1. The dictionary has exactly three entries
2. No entry can be more than 20 characters (including the comma separators)
3. The compressed routine can contain only dictionary keys
4. The compressed routine can be no more than 20 characters

I handled the "20 character" limit by building a custom show and showList functions for Commands. (I was inspired by ephemient's post). That means I can show a bunch of commands then directly find the length of their representation.

showList took a bit of thinking about, as it uses a difference list for efficiency (and they're not quite the difference lists I'm used to from Prolog).

instance Show Command where
show (FN n) = show n
show L = "L"
show R = "R"
show A = "A"
show B = "B"
show C = "C"
showList [] s = s
showList (c:[]) s = (show c) ++ s
showList (c:cs) s = (show c) ++ "," ++ (showList cs s)


For finding the compression, I took inspiration from gedhrel's solution and used the list monad to explore all possible compressions, using the lists for non-determinism.

The constraints above mean that dictionary entry A is some non-empty prefix of the commands, entry B starts with the first basic command after the initial As, and entry C takes what's left.

The core of the compression takes place in the compress function. tail $inits commands gives all non-empty prefixes of commands.

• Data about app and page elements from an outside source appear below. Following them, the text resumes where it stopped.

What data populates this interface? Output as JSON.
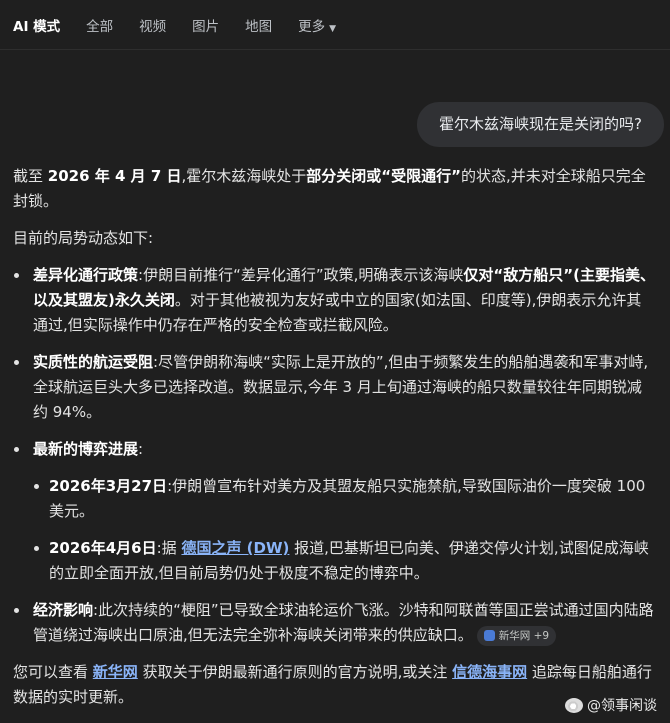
{
  "tabs": [
    {
      "label": "AI 模式",
      "active": true
    },
    {
      "label": "全部"
    },
    {
      "label": "视频"
    },
    {
      "label": "图片"
    },
    {
      "label": "地图"
    },
    {
      "label": "更多"
    }
  ],
  "query": "霍尔木兹海峡现在是关闭的吗?",
  "intro": {
    "t1": "截至 ",
    "b1": "2026 年 4 月 7 日",
    "t2": ",霍尔木兹海峡处于",
    "b2": "部分关闭或“受限通行”",
    "t3": "的状态,并未对全球船只完全封锁。"
  },
  "lead": "目前的局势动态如下:",
  "bullets": {
    "b1": {
      "title": "差异化通行政策",
      "t1": ":伊朗目前推行“差异化通行”政策,明确表示该海峡",
      "b1": "仅对“敌方船只”(主要指美、以及其盟友)永久关闭",
      "t2": "。对于其他被视为友好或中立的国家(如法国、印度等),伊朗表示允许其通过,但实际操作中仍存在严格的安全检查或拦截风险。"
    },
    "b2": {
      "title": "实质性的航运受阻",
      "text": ":尽管伊朗称海峡“实际上是开放的”,但由于频繁发生的船舶遇袭和军事对峙,全球航运巨头大多已选择改道。数据显示,今年 3 月上旬通过海峡的船只数量较往年同期锐减约 94%。"
    },
    "b3": {
      "title": "最新的博弈进展",
      "colon": ":",
      "s1": {
        "date": "2026年3月27日",
        "text": ":伊朗曾宣布针对美方及其盟友船只实施禁航,导致国际油价一度突破 100 美元。"
      },
      "s2": {
        "date": "2026年4月6日",
        "t1": ":据 ",
        "link": "德国之声 (DW)",
        "t2": " 报道,巴基斯坦已向美、伊递交停火计划,试图促成海峡的立即全面开放,但目前局势仍处于极度不稳定的博弈中。"
      }
    },
    "b4": {
      "title": "经济影响",
      "text": ":此次持续的“梗阻”已导致全球油轮运价飞涨。沙特和阿联酋等国正尝试通过国内陆路管道绕过海峡出口原油,但无法完全弥补海峡关闭带来的供应缺口。",
      "chip": "新华网 +9"
    }
  },
  "closing": {
    "t1": "您可以查看 ",
    "link1": "新华网",
    "t2": " 获取关于伊朗最新通行原则的官方说明,或关注 ",
    "link2": "信德海事网",
    "t3": " 追踪每日船舶通行数据的实时更新。"
  },
  "watermark": "@领事闲谈"
}
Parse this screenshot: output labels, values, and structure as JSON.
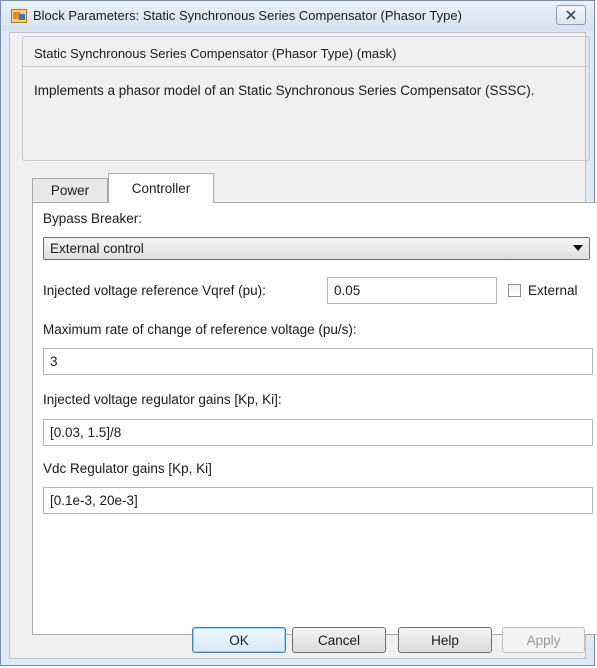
{
  "window": {
    "title": "Block Parameters: Static Synchronous Series Compensator (Phasor Type)"
  },
  "mask": {
    "title": "Static Synchronous Series Compensator (Phasor Type) (mask)",
    "description": "Implements a phasor model of an Static Synchronous Series Compensator (SSSC)."
  },
  "tabs": [
    {
      "label": "Power",
      "active": false
    },
    {
      "label": "Controller",
      "active": true
    }
  ],
  "controller": {
    "bypass_breaker_label": "Bypass Breaker:",
    "bypass_breaker_value": "External control",
    "vqref_label": "Injected voltage reference Vqref (pu):",
    "vqref_value": "0.05",
    "external_label": "External",
    "external_checked": false,
    "max_rate_label": "Maximum rate of change of reference voltage (pu/s):",
    "max_rate_value": "3",
    "inj_gains_label": "Injected voltage regulator gains [Kp, Ki]:",
    "inj_gains_value": "[0.03, 1.5]/8",
    "vdc_gains_label": "Vdc Regulator gains [Kp, Ki]",
    "vdc_gains_value": "[0.1e-3, 20e-3]"
  },
  "buttons": {
    "ok": "OK",
    "cancel": "Cancel",
    "help": "Help",
    "apply": "Apply"
  },
  "icons": {
    "app": "simulink-block-icon",
    "close": "close-icon",
    "dropdown": "chevron-down-icon"
  }
}
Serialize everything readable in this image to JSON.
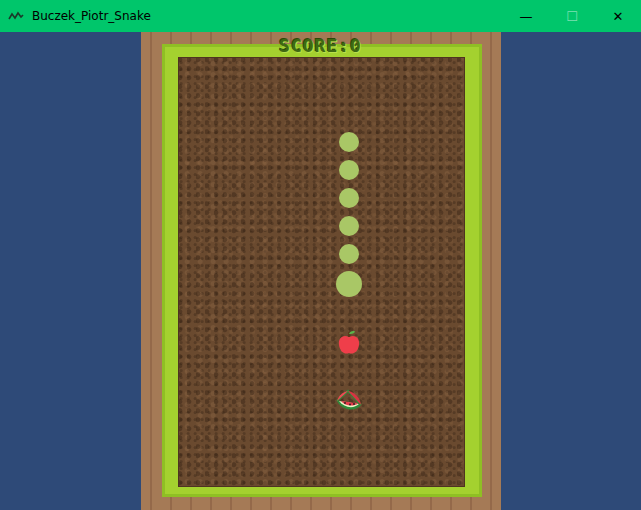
{
  "window": {
    "title": "Buczek_Piotr_Snake",
    "controls": [
      {
        "label": "—",
        "disabled": false
      },
      {
        "label": "☐",
        "disabled": true
      },
      {
        "label": "✕",
        "disabled": false
      }
    ]
  },
  "score": "SCORE:0",
  "snake": [
    {
      "kind": "body"
    },
    {
      "kind": "body"
    },
    {
      "kind": "body"
    },
    {
      "kind": "body"
    },
    {
      "kind": "body"
    },
    {
      "kind": "head"
    }
  ],
  "fruits": [
    {
      "kind": "apple"
    },
    {
      "kind": "watermelon"
    }
  ]
}
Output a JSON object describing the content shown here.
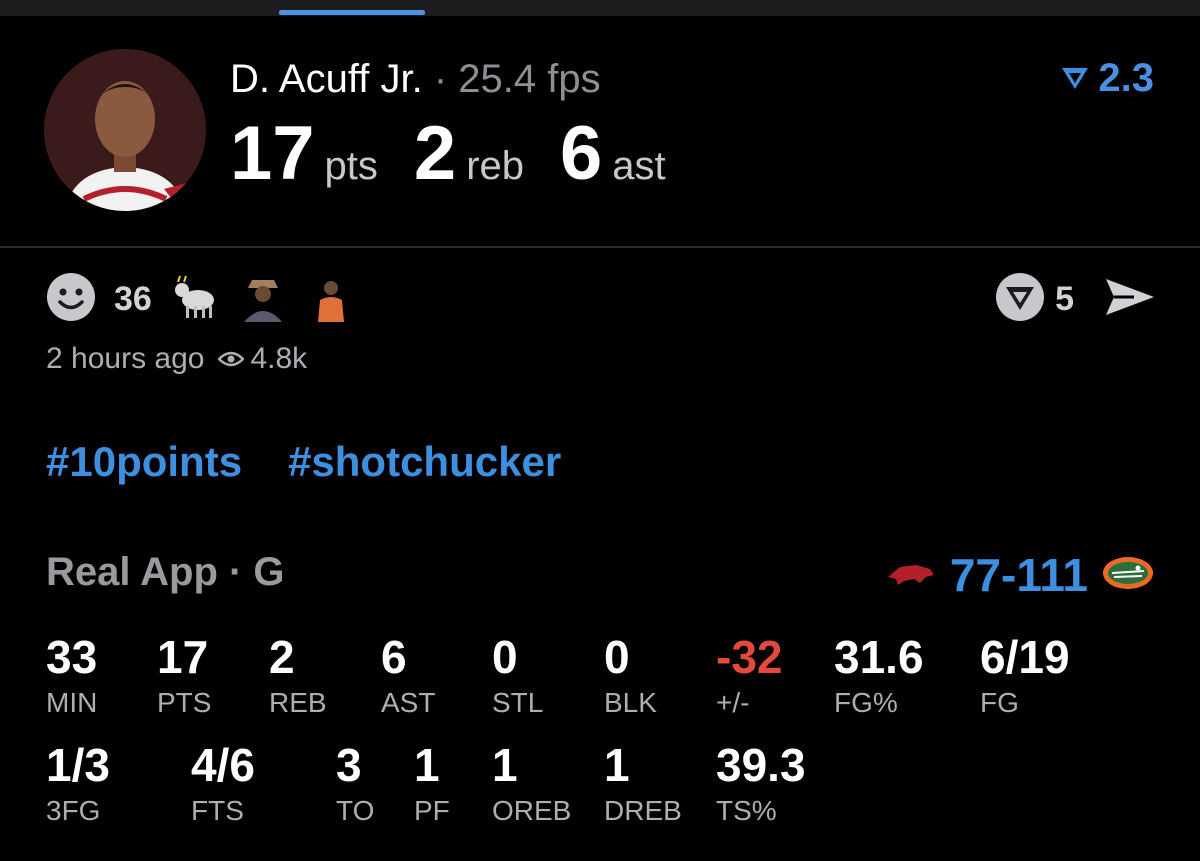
{
  "player": {
    "name": "D. Acuff Jr.",
    "separator": "·",
    "fps": "25.4 fps",
    "pts": "17",
    "pts_unit": "pts",
    "reb": "2",
    "reb_unit": "reb",
    "ast": "6",
    "ast_unit": "ast",
    "rating": "2.3"
  },
  "reactions": {
    "count": "36",
    "emojis": [
      "goat-emoji",
      "person-emoji-1",
      "person-emoji-2"
    ],
    "share_count": "5"
  },
  "meta": {
    "time": "2 hours ago",
    "views": "4.8k"
  },
  "tags": [
    "#10points",
    "#shotchucker"
  ],
  "game": {
    "league": "Real App · G",
    "score": "77-111"
  },
  "stats_row1": [
    {
      "value": "33",
      "label": "MIN"
    },
    {
      "value": "17",
      "label": "PTS"
    },
    {
      "value": "2",
      "label": "REB"
    },
    {
      "value": "6",
      "label": "AST"
    },
    {
      "value": "0",
      "label": "STL"
    },
    {
      "value": "0",
      "label": "BLK"
    },
    {
      "value": "-32",
      "label": "+/-"
    },
    {
      "value": "31.6",
      "label": "FG%"
    },
    {
      "value": "6/19",
      "label": "FG"
    }
  ],
  "stats_row2": [
    {
      "value": "1/3",
      "label": "3FG"
    },
    {
      "value": "4/6",
      "label": "FTS"
    },
    {
      "value": "3",
      "label": "TO"
    },
    {
      "value": "1",
      "label": "PF"
    },
    {
      "value": "1",
      "label": "OREB"
    },
    {
      "value": "1",
      "label": "DREB"
    },
    {
      "value": "39.3",
      "label": "TS%"
    }
  ],
  "colors": {
    "accent": "#3d8fe0",
    "negative": "#e5483c",
    "muted": "#8e8e93"
  }
}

The guard statements ensure that the dictionary entries valid; they're evaluated as soon as possible for efficiency. compress will find all possible Routines: in my case, there was only one valid solution. compress :: [Command] -> [Routine] compress commands = do a <- tail$ inits commands
guard $length (show a) <= 20 let commandsA = replace a A commands let commandsABase = dropWhile (not . isBase) commandsA b <- tail$ inits commandsABase
guard $onlyBase b guard$ length (show b) <= 20
let commandsAB = replace b B commandsA
let commandsABBase = dropWhile (not . isBase) commandsAB

c <- tail $inits commandsABBase guard$ onlyBase c
guard $length (show c) <= 20 let commandsABC = replace c C commandsAB guard$ length (show commandsABC) <= 20
guard $onlyNonBase commandsABC return (commandsABC, a, b, c)  The replace function replaces a dictionary entry with its label and onlyBase and friends check that lists of commands contain (or don't) the base commands. replace :: Eq a => [a] -> a -> [a] -> [a] replace _ _ [] = [] replace moves label commands = if moves isPrefixOf commands then (label:(replace moves label commands')) else (head commands:(replace moves label (tail commands))) where commands' = drop (length moves) commands onlyBase :: [Command] -> Bool onlyBase moves = all isBase moves onlyNonBase :: [Command] -> Bool onlyNonBase moves = all (not . isBase) moves isBase :: Command -> Bool isBase (FN _) = True isBase L = True isBase R = True isBase _ = False  ### Process the routine After all that, converting the routine into the numbers to feed into the Intcode program is almost trivial, even if I do have to convert from Int to Integer. encodeRoutine :: Routine -> [Integer] encodeRoutine (abc, a, b, c) = map (fromIntegral . ord)$ unlines [show abc, show a, show b, show c, "n", ""]


Finally, I take the output of the machine, display the scaffolding map it produces (complete with human-sensible-prompts!) and the amount of space dust collected.

part2 sb mem = (scaff, last output)
where compressedCmds = findRoutine sb
inputs = encodeRoutine compressedCmds
mem' = (2:(tail mem))
(_, _, output) = runProgram inputs mem'
scaff = map (chr . fromIntegral) \$ init output


## Code

The whole thing is available to look at, and on Github.

## Comments

I'm somewhat bemused why this puzzle was Intcode based: the map wasn't too large, and the puzzle solution could have been judged by the lengths of the various parts of the compressed instructions.